- Screen, screen, screen! One of the best tools at our disposal to intervene effectively with youth experiencing anxiety is to identify early which students are struggling. Use evidence-based screening tools such as the Generalized Anxiety Disorder 7-Item (GAD-7), the Screen for Child Anxiety Related Emotional Disorders (SCARED), or TELL-TALK-VENT, with all of your patients, students, or clients. Screening early and regularly will help ensure you are working with accurate data to develop appropriate interventions.
- Utilize motivational interviewing communication strategies to create a therapeutic atmosphere of empathy that is conducive to honest conversations. It is not uncommon for youth to try to hide their symptoms of stress and anxiety and feel nervous about disclosing the sources of their fears. When youth can trust the professional with whom they are working, they are more likely to disclose information that will lead to effective interventions.
Importance of Early Identification
Early identification is key to effective treatment of anxiety, and screening is the cornerstone of early identification. Did you know that most parents support mental health screening for their kids? In a multinational survey of nearly 1,000 parents and caregivers, 92% said they wanted their child screened for mental health issues at regular intervals. Families have varying preferences between quarterly and annual screenings, but the message was clear – parents see the growing prevalence of mental health challenges in youth of all ages AND they want to do something about it.
Let’s Do Something About It (Meet ΛDΛM)
The answer to youth anxiety is complex. Let us help you take the first step by understanding which youth are struggling (and why) with ΛDΛM. ΛDΛM is the only health technology available with age- and risk-targeted screeners backed by scientifically validated research plus evidence-based brief interventions tailored to the youth.

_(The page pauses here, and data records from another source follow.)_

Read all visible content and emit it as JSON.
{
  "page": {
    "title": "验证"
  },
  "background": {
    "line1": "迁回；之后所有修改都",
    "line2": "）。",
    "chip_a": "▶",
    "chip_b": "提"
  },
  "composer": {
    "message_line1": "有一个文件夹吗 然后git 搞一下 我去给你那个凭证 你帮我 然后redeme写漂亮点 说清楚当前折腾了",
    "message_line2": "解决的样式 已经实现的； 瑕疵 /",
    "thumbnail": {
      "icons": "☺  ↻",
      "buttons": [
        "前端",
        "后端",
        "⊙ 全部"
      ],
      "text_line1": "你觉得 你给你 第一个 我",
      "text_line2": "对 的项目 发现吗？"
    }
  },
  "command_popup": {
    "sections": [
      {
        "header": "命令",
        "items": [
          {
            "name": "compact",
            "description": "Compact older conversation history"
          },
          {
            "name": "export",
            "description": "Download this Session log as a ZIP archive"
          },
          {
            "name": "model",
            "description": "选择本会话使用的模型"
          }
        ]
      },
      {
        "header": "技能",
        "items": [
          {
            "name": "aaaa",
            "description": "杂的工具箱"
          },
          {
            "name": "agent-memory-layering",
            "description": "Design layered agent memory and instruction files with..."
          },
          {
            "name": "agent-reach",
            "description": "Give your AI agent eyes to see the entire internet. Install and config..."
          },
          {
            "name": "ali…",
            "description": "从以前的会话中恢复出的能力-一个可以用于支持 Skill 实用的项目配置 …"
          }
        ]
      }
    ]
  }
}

Ready to learn how ΛDΛM can streamline the screening process for anxiety and associated risk behaviors for youth from elementary through young adulthood? Let’s talk.